Biology Reference
In-Depth Information
1998; Claude et al., 1999). In contrast, ARF6, the least-conserved ARF-
family member (67% amino-acid identity with ARF1), is localized to the
plasma membrane and early endosomal compartments where it regulates
endocytic tra c at the cell periphery (Chavrier and Goud, 1999). Here, we
review recent observations that implicate ARF6 as a major regulator of
plasma membrane organization, coordinating endocytic trac with cortical
actin cytoskeleton remodelling. In agreement with its proposed function,
ARF6 has been found to be essential during cell motility and phagocytosis,
two processes requiring membrane movement toward the cell surface and
actin cytoskeleton organization.
Intracellular localization of ARF6
In ARFs the classical GDP/GTP nucleotide switch is coupled to a cytosol/
membrane transition. The N-terminal myristoylated helix is retracted in
ARF:GDP and is released during the GDP-to-GTP conformational switch to
insert into the lipid bilayer (Pasqualato et al., 2001). However, despite highly

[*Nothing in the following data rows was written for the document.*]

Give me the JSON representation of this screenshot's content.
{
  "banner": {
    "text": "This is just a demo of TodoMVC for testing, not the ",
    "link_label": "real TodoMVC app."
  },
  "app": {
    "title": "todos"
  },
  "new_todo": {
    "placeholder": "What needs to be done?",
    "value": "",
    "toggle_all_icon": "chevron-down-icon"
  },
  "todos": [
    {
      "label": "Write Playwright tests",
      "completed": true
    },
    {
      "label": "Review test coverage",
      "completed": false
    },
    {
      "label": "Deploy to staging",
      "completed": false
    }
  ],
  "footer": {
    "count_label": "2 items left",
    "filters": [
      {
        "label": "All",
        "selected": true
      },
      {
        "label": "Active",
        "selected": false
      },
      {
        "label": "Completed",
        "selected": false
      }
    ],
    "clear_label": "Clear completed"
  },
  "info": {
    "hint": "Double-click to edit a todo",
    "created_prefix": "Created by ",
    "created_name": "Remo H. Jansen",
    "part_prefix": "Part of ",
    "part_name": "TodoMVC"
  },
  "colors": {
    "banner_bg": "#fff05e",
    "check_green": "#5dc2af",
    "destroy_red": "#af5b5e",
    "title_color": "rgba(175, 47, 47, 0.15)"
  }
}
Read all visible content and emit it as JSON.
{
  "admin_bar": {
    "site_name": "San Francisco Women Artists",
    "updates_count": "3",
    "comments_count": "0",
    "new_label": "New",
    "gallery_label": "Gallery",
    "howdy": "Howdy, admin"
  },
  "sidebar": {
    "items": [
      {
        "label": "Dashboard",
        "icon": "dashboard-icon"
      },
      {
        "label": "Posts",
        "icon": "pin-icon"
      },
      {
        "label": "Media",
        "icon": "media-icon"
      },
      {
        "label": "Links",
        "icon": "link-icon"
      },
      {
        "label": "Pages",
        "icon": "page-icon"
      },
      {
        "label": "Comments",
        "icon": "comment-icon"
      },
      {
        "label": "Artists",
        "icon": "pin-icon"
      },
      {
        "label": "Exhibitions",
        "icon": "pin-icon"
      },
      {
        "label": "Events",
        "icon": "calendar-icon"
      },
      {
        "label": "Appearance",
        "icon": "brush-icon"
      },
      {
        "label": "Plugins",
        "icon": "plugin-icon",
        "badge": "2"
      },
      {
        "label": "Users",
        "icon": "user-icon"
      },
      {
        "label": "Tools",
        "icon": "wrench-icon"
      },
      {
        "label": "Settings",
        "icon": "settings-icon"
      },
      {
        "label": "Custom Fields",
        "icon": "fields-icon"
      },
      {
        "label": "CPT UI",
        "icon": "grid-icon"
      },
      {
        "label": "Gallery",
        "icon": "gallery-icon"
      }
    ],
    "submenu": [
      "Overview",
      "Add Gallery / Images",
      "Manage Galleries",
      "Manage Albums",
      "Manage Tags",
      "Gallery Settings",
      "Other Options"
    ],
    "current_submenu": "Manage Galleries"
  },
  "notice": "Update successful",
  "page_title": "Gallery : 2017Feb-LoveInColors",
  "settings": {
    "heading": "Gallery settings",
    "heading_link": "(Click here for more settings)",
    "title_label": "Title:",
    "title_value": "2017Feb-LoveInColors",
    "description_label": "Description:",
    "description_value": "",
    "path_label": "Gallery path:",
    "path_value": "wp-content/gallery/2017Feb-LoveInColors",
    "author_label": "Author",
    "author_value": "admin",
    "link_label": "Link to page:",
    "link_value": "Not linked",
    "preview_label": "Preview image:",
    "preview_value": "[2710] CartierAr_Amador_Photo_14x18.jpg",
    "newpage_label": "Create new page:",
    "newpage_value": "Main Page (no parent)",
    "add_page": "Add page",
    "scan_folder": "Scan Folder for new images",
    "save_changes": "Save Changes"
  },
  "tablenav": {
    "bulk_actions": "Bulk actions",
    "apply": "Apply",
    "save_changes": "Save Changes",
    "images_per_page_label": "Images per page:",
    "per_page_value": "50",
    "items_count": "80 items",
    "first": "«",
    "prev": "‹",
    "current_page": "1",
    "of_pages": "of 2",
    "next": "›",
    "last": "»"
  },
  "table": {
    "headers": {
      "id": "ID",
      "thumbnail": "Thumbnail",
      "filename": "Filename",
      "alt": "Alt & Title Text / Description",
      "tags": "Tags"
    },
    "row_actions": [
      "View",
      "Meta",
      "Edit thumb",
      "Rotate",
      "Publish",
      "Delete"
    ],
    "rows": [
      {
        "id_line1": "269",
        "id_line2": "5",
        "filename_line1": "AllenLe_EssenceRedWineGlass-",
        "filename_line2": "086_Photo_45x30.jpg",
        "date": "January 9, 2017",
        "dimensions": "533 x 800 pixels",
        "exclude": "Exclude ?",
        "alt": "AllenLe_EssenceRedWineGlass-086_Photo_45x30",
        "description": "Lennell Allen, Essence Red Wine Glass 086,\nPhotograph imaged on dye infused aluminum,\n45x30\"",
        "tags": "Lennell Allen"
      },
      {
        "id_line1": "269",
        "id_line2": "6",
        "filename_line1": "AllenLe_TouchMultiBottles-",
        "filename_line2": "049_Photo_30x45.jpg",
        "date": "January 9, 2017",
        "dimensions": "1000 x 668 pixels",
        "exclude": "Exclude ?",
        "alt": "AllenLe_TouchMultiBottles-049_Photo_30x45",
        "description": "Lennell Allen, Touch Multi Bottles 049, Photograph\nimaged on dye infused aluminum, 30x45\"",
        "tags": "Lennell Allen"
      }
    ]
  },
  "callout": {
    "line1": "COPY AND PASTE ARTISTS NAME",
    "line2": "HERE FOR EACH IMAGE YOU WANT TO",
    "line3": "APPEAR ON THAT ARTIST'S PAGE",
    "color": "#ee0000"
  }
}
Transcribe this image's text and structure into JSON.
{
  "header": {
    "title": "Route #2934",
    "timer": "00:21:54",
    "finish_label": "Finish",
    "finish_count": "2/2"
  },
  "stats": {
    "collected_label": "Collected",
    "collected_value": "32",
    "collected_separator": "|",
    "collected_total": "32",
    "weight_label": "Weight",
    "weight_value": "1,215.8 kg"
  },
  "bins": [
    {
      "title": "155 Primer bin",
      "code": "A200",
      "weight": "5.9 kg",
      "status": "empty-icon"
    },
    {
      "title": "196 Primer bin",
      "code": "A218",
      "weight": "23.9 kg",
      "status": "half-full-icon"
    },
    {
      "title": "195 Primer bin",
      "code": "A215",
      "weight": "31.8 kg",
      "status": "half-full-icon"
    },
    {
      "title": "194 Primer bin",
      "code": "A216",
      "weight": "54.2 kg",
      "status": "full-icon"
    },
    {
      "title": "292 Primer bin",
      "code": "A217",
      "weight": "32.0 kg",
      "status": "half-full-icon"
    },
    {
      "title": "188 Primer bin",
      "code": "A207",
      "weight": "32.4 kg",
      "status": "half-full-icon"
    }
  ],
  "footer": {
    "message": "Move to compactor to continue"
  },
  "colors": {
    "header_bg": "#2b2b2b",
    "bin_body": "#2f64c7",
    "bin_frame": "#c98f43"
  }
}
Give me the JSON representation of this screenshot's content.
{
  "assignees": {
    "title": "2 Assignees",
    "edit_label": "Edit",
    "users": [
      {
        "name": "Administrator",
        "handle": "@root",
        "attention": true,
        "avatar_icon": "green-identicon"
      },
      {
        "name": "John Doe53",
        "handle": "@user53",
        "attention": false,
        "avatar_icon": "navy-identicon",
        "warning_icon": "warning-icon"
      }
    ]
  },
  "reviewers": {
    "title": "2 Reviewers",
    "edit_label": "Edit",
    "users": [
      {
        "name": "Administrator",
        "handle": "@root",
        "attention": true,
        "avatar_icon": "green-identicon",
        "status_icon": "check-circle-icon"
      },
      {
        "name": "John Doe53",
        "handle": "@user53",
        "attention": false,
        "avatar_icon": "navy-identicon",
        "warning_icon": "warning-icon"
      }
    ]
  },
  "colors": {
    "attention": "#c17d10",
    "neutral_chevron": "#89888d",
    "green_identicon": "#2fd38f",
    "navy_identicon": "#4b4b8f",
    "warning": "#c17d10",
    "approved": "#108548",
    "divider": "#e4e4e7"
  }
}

conserved structural features, ARF proteins differ in respect to their steady-
state association with membranes: ARF1, ARF3 and ARF5 are found
predominantly in the cytosol (GDP-bound), while a major fraction of ARF6
(50% to 100% depending on the cell lines) is membrane-bound (Cavenagh et
al., 1996; Prigent M. and Chavrier P., unpublished). These observations could
suggest that ARF6 is predominantly in the GTP-bound active conformation.
However, using a pull-down assay selectively to precipitate GTP-bound
ARF6, we found that ARF6:GTP is low in cultured cells (few percent of total
both in Hela cells and mouse RAW 264.7 macrophages). Therefore, we should
also consider the possibility that ARF6:GDP is able to associate stably with
membranes by interacting with some unknown lipid(s) or protein(s). More-
over, this is not the only example ARF6's special properties. Indeed, a mutant
of ARF6 (Q67L) predicted to be defective for GTP hydrolysis (thus mainly
GTP-bound) accumulates at the plasma membrane where it induces the
formation of actin-based protrusions, while another mutant, ARF6T27N,
thought to be in the GDP-bound inactive state, is mostly localized to internal
tubulovesicular endosomes (Peters et al., 1995; D'Souza-Schorey et al., 1998).
These observations, which suggest differential localization for the active and
inactive ARF6 conformations, have been taken as evidence for a role of ARF6
activation for targeted delivery of recycling endosomal vesicles to the plasma
membrane (see below and in D'Souza-Schorey et al., 1998; Brown et al.,
2001). The mechanism of ARF6 activation has,
therefore, become an
important question.
Search WWH ::

Custom Search